2. Interest rates. I’m really not sure how well this tracks coin prices these days (it had little or no influence back in my 1963-1983 study), but logic tells me that some dealers and some collectors are borrowing money these days to buy coins, often from a home equity line of credit. Whether I think it is a good idea or not (I definitely do not) is immaterial – it is happening to some extent. If interest rates go up, it makes it less attractive to borrow money to buy coins. It also makes alternative places to park funds (such as bonds and money market accounts) more attractive.
3. How close to Greysheet “bid” prices most coins sell for at public auction. One needs to do a little work to get a feel for this. I use the Heritage Coins website (www.HA.com) because it is user friendly and has the most information in it. I choose some commonly traded coins (Saint Gaudens’ $20’s in PCGS or NGC MS-64; slightly better date Morgan Dollars, some gold commems, some common silver type coins in unc. and proof, etc.) and see how close to the published Greysheet bid levels most of them sell for.
If these items mostly sell for close to bid to over bid (as is the case at present), I don’t worry. If I check and it seems a lot of them are selling at significant discounts to Greysheet bid (20-30%), then I start to worry.
I don’t “handpick” the coins. I figure most such coins are of average or mediocre quality. If these coins are still selling for around bid or more, there is decent underlying demand. If they are selling for much less, that is a weak signal for coins.

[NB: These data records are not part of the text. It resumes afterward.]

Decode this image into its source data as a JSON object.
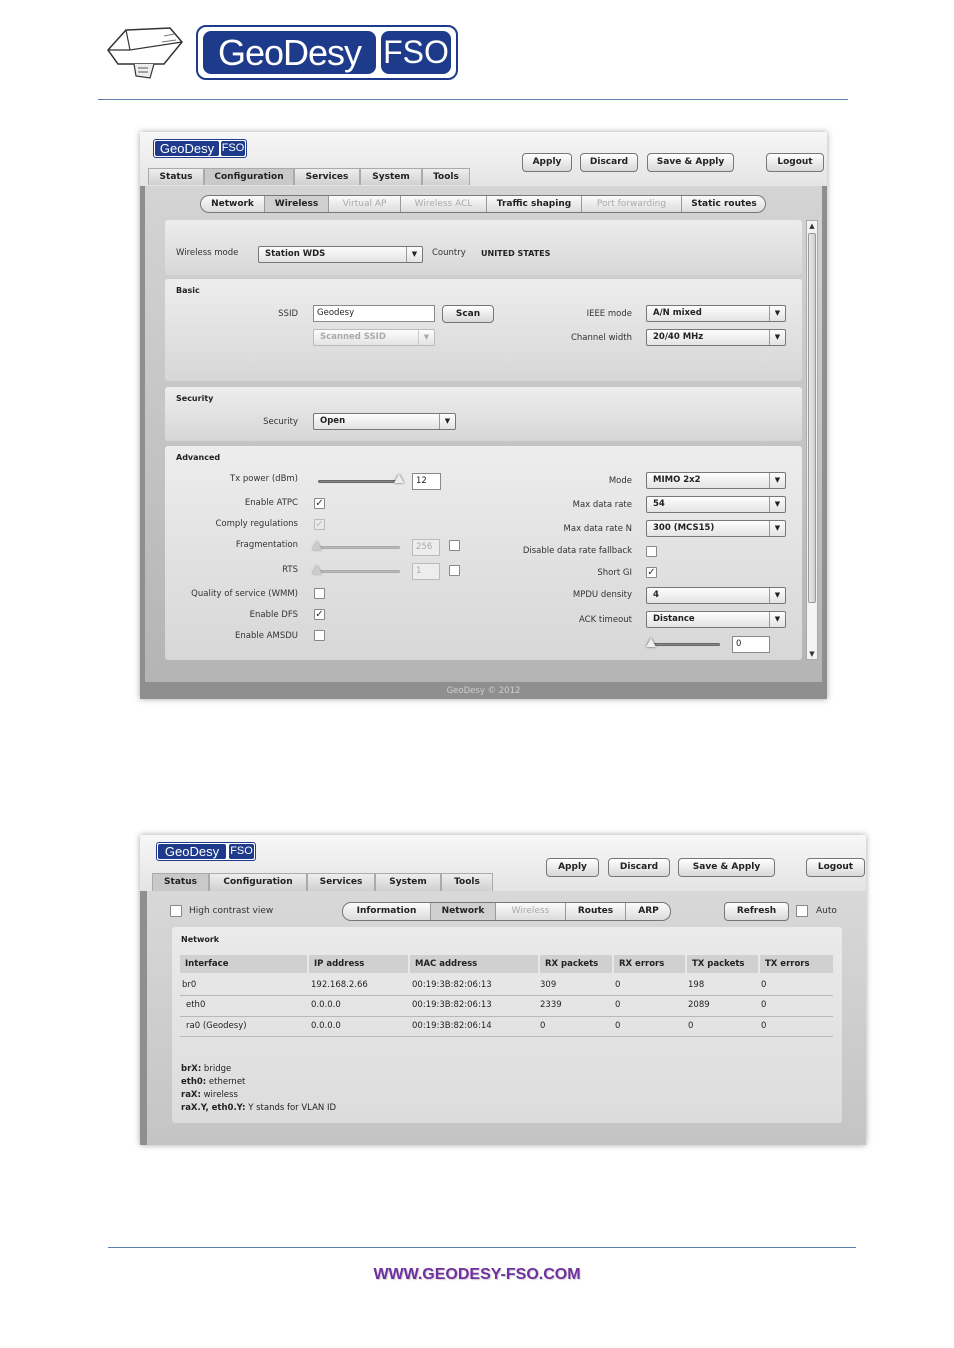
{
  "doc": {
    "brand_geo": "GeoDesy",
    "brand_fso": "FSO",
    "footer_url": "WWW.GEODESY-FSO.COM"
  },
  "screen1": {
    "logo_geo": "GeoDesy",
    "logo_fso": "FSO",
    "buttons": {
      "apply": "Apply",
      "discard": "Discard",
      "save_apply": "Save & Apply",
      "logout": "Logout"
    },
    "main_tabs": [
      "Status",
      "Configuration",
      "Services",
      "System",
      "Tools"
    ],
    "sub_tabs": [
      "Network",
      "Wireless",
      "Virtual AP",
      "Wireless ACL",
      "Traffic shaping",
      "Port forwarding",
      "Static routes"
    ],
    "wireless_mode_label": "Wireless mode",
    "wireless_mode_value": "Station WDS",
    "country_label": "Country",
    "country_value": "UNITED STATES",
    "basic": {
      "title": "Basic",
      "ssid_label": "SSID",
      "ssid_value": "Geodesy",
      "scan_button": "Scan",
      "scanned_ssid": "Scanned SSID",
      "ieee_label": "IEEE mode",
      "ieee_value": "A/N mixed",
      "channel_width_label": "Channel width",
      "channel_width_value": "20/40 MHz"
    },
    "security": {
      "title": "Security",
      "security_label": "Security",
      "security_value": "Open"
    },
    "advanced": {
      "title": "Advanced",
      "tx_power_label": "Tx power (dBm)",
      "tx_power_value": "12",
      "enable_atpc_label": "Enable ATPC",
      "comply_label": "Comply regulations",
      "fragmentation_label": "Fragmentation",
      "fragmentation_value": "256",
      "rts_label": "RTS",
      "rts_value": "1",
      "qos_label": "Quality of service (WMM)",
      "dfs_label": "Enable DFS",
      "amsdu_label": "Enable AMSDU",
      "mode_label": "Mode",
      "mode_value": "MIMO 2x2",
      "max_rate_label": "Max data rate",
      "max_rate_value": "54",
      "max_rate_n_label": "Max data rate N",
      "max_rate_n_value": "300 (MCS15)",
      "fallback_label": "Disable data rate fallback",
      "short_gi_label": "Short GI",
      "mpdu_label": "MPDU density",
      "mpdu_value": "4",
      "ack_label": "ACK timeout",
      "ack_value": "Distance",
      "ack_number": "0"
    },
    "footer": "GeoDesy © 2012"
  },
  "screen2": {
    "logo_geo": "GeoDesy",
    "logo_fso": "FSO",
    "buttons": {
      "apply": "Apply",
      "discard": "Discard",
      "save_apply": "Save & Apply",
      "logout": "Logout",
      "refresh": "Refresh"
    },
    "main_tabs": [
      "Status",
      "Configuration",
      "Services",
      "System",
      "Tools"
    ],
    "high_contrast_label": "High contrast view",
    "sub_tabs": [
      "Information",
      "Network",
      "Wireless",
      "Routes",
      "ARP"
    ],
    "auto_label": "Auto",
    "network": {
      "title": "Network",
      "columns": [
        "Interface",
        "IP address",
        "MAC address",
        "RX packets",
        "RX errors",
        "TX packets",
        "TX errors"
      ],
      "rows": [
        [
          "br0",
          "192.168.2.66",
          "00:19:3B:82:06:13",
          "309",
          "0",
          "198",
          "0"
        ],
        [
          " eth0",
          "0.0.0.0",
          "00:19:3B:82:06:13",
          "2339",
          "0",
          "2089",
          "0"
        ],
        [
          " ra0 (Geodesy)",
          "0.0.0.0",
          "00:19:3B:82:06:14",
          "0",
          "0",
          "0",
          "0"
        ]
      ]
    },
    "legend": [
      {
        "key": "brX:",
        "text": " bridge"
      },
      {
        "key": "eth0:",
        "text": " ethernet"
      },
      {
        "key": "raX:",
        "text": " wireless"
      },
      {
        "key": "raX.Y, eth0.Y:",
        "text": " Y stands for VLAN ID"
      }
    ]
  }
}
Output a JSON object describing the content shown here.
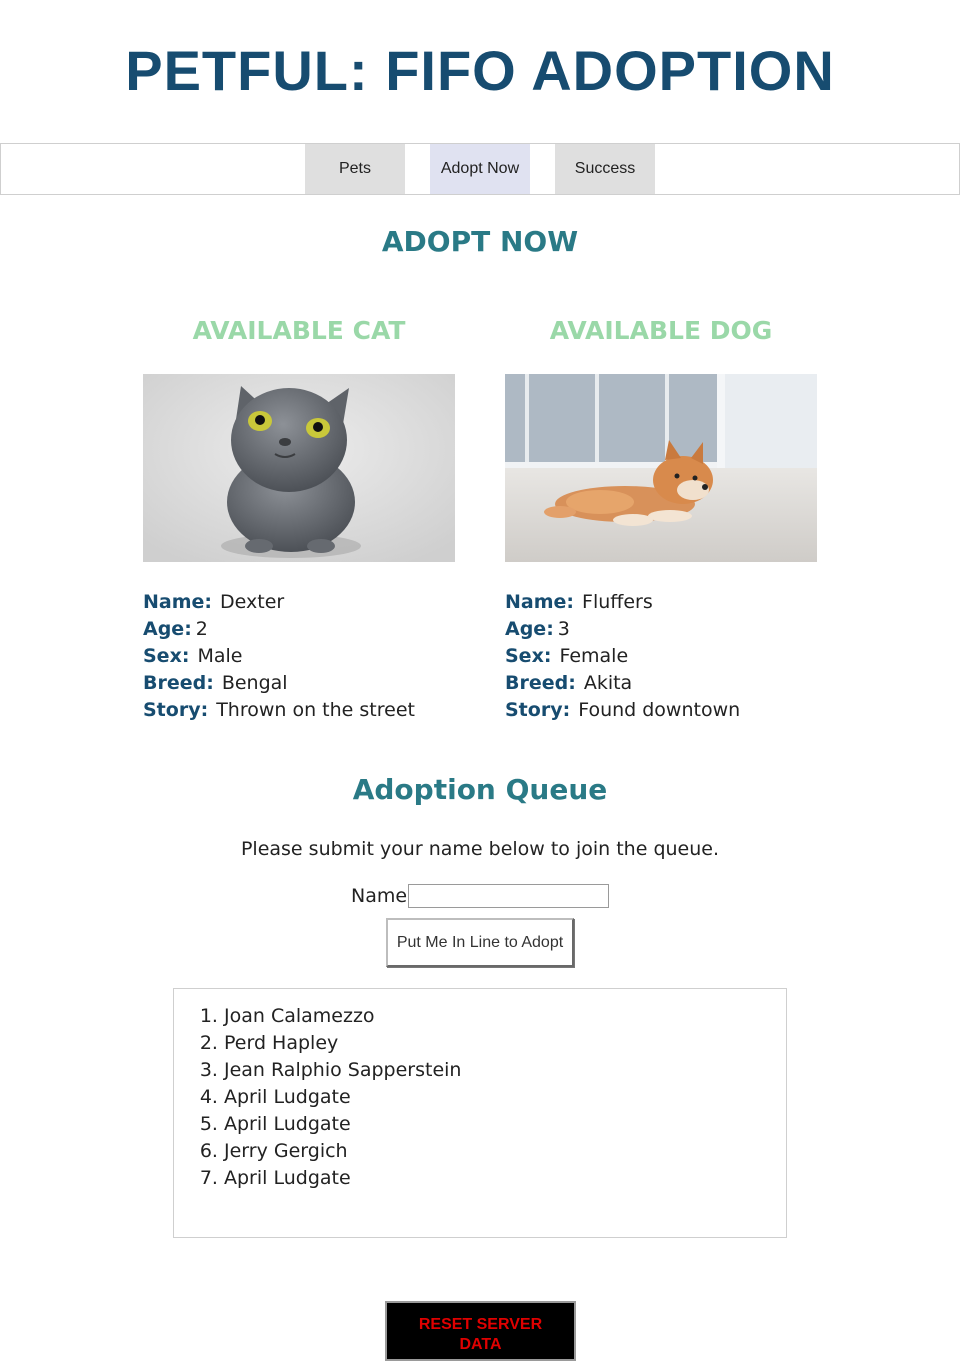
{
  "header": {
    "title": "PETFUL: FIFO ADOPTION"
  },
  "nav": {
    "items": [
      {
        "label": "Pets",
        "active": false
      },
      {
        "label": "Adopt Now",
        "active": true
      },
      {
        "label": "Success",
        "active": false
      }
    ]
  },
  "page": {
    "heading": "ADOPT NOW"
  },
  "labels": {
    "name": "Name:",
    "age": "Age:",
    "sex": "Sex:",
    "breed": "Breed:",
    "story": "Story:"
  },
  "cat": {
    "heading": "AVAILABLE CAT",
    "photo": "gray cat looking up",
    "name": "Dexter",
    "age": "2",
    "sex": "Male",
    "breed": "Bengal",
    "story": "Thrown on the street"
  },
  "dog": {
    "heading": "AVAILABLE DOG",
    "photo": "akita puppy lying on rug",
    "name": "Fluffers",
    "age": "3",
    "sex": "Female",
    "breed": "Akita",
    "story": "Found downtown"
  },
  "queue": {
    "heading": "Adoption Queue",
    "intro": "Please submit your name below to join the queue.",
    "name_label": "Name:",
    "name_value": "",
    "button_label": "Put Me In Line to Adopt",
    "people": [
      "Joan Calamezzo",
      "Perd Hapley",
      "Jean Ralphio Sapperstein",
      "April Ludgate",
      "April Ludgate",
      "Jerry Gergich",
      "April Ludgate"
    ]
  },
  "reset": {
    "label": "RESET SERVER DATA"
  },
  "colors": {
    "title": "#174c70",
    "heading": "#2a7a86",
    "pet_heading": "#9ad8a8",
    "reset_text": "#e00000"
  }
}
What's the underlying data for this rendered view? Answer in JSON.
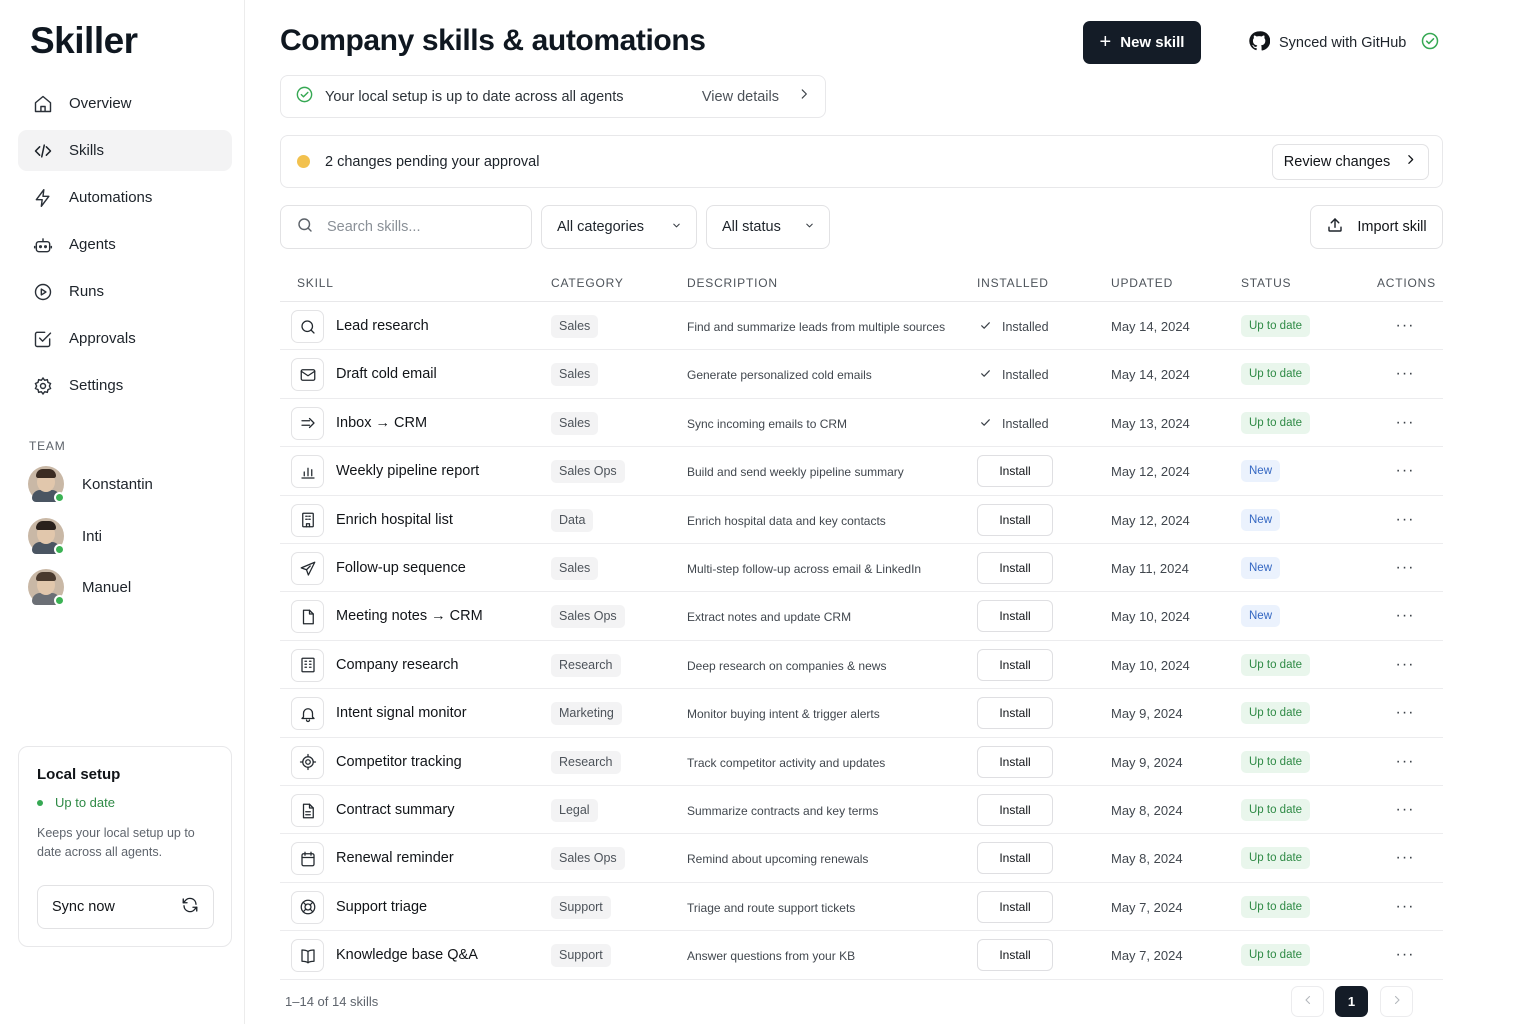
{
  "app": {
    "logo": "Skiller"
  },
  "sidebar": {
    "items": [
      {
        "label": "Overview",
        "icon": "home-icon"
      },
      {
        "label": "Skills",
        "icon": "code-icon",
        "active": true
      },
      {
        "label": "Automations",
        "icon": "lightning-icon"
      },
      {
        "label": "Agents",
        "icon": "robot-icon"
      },
      {
        "label": "Runs",
        "icon": "play-circle-icon"
      },
      {
        "label": "Approvals",
        "icon": "check-square-icon"
      },
      {
        "label": "Settings",
        "icon": "gear-icon"
      }
    ],
    "team_heading": "TEAM",
    "team": [
      {
        "name": "Konstantin",
        "online": true
      },
      {
        "name": "Inti",
        "online": true
      },
      {
        "name": "Manuel",
        "online": true
      }
    ],
    "local_setup": {
      "title": "Local setup",
      "status": "Up to date",
      "description": "Keeps your local setup up to date across all agents.",
      "sync_label": "Sync now"
    }
  },
  "header": {
    "title": "Company skills & automations",
    "new_skill_label": "New skill",
    "github_label": "Synced with GitHub"
  },
  "banner": {
    "message": "Your local setup is up to date across all agents",
    "view_details": "View details"
  },
  "pending": {
    "message": "2 changes pending your approval",
    "review_label": "Review changes"
  },
  "filters": {
    "search_placeholder": "Search skills...",
    "category": "All categories",
    "status": "All status",
    "import_label": "Import skill"
  },
  "table": {
    "columns": [
      "SKILL",
      "CATEGORY",
      "DESCRIPTION",
      "INSTALLED",
      "UPDATED",
      "STATUS",
      "ACTIONS"
    ],
    "installed_label": "Installed",
    "install_label": "Install",
    "actions_label": "···",
    "rows": [
      {
        "icon": "search-icon",
        "name": "Lead research",
        "category": "Sales",
        "description": "Find and summarize leads from multiple sources",
        "installed": true,
        "updated": "May 14, 2024",
        "status": "Up to date"
      },
      {
        "icon": "mail-icon",
        "name": "Draft cold email",
        "category": "Sales",
        "description": "Generate personalized cold emails",
        "installed": true,
        "updated": "May 14, 2024",
        "status": "Up to date"
      },
      {
        "icon": "arrow-right-icon",
        "name": "Inbox → CRM",
        "category": "Sales",
        "description": "Sync incoming emails to CRM",
        "installed": true,
        "updated": "May 13, 2024",
        "status": "Up to date"
      },
      {
        "icon": "bar-chart-icon",
        "name": "Weekly pipeline report",
        "category": "Sales Ops",
        "description": "Build and send weekly pipeline summary",
        "installed": false,
        "updated": "May 12, 2024",
        "status": "New"
      },
      {
        "icon": "building-icon",
        "name": "Enrich hospital list",
        "category": "Data",
        "description": "Enrich hospital data and key contacts",
        "installed": false,
        "updated": "May 12, 2024",
        "status": "New"
      },
      {
        "icon": "send-icon",
        "name": "Follow-up sequence",
        "category": "Sales",
        "description": "Multi-step follow-up across email & LinkedIn",
        "installed": false,
        "updated": "May 11, 2024",
        "status": "New"
      },
      {
        "icon": "file-icon",
        "name": "Meeting notes → CRM",
        "category": "Sales Ops",
        "description": "Extract notes and update CRM",
        "installed": false,
        "updated": "May 10, 2024",
        "status": "New"
      },
      {
        "icon": "office-building-icon",
        "name": "Company research",
        "category": "Research",
        "description": "Deep research on companies & news",
        "installed": false,
        "updated": "May 10, 2024",
        "status": "Up to date"
      },
      {
        "icon": "bell-icon",
        "name": "Intent signal monitor",
        "category": "Marketing",
        "description": "Monitor buying intent & trigger alerts",
        "installed": false,
        "updated": "May 9, 2024",
        "status": "Up to date"
      },
      {
        "icon": "target-icon",
        "name": "Competitor tracking",
        "category": "Research",
        "description": "Track competitor activity and updates",
        "installed": false,
        "updated": "May 9, 2024",
        "status": "Up to date"
      },
      {
        "icon": "document-icon",
        "name": "Contract summary",
        "category": "Legal",
        "description": "Summarize contracts and key terms",
        "installed": false,
        "updated": "May 8, 2024",
        "status": "Up to date"
      },
      {
        "icon": "calendar-icon",
        "name": "Renewal reminder",
        "category": "Sales Ops",
        "description": "Remind about upcoming renewals",
        "installed": false,
        "updated": "May 8, 2024",
        "status": "Up to date"
      },
      {
        "icon": "lifebuoy-icon",
        "name": "Support triage",
        "category": "Support",
        "description": "Triage and route support tickets",
        "installed": false,
        "updated": "May 7, 2024",
        "status": "Up to date"
      },
      {
        "icon": "book-icon",
        "name": "Knowledge base Q&A",
        "category": "Support",
        "description": "Answer questions from your KB",
        "installed": false,
        "updated": "May 7, 2024",
        "status": "Up to date"
      }
    ]
  },
  "footer": {
    "count": "1–14 of 14 skills",
    "current_page": "1"
  },
  "colors": {
    "primary": "#141c27",
    "success": "#2e8a45",
    "new_badge": "#3467c2",
    "pending": "#f2c14e"
  }
}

Notice that I didn’t say anything about looking at selected “record” prices (i.e. a Buffalo nickel might sell for six times Greysheet bid at an auction, for example, and set a record price for the date. Or perhaps an 1804 Silver Dollar sets a new price record at auction). Something like this is always happening in the coin market, regardless of how strong or weak the market is. There are always a few lots in every auction whose prices amaze onlookers. I want to know what the great mass of ordinary coins is doing. Those will tell the true story.
Well, that’s it. You can agree or disagree with the points made above. I’m just telling you what we do here at CRO. These simple tools are far from infallible, but I think they will help you see the few things that really seem to move the coin market, and help you ignore the “tsunami” of conflicting information that is continually roaring at us.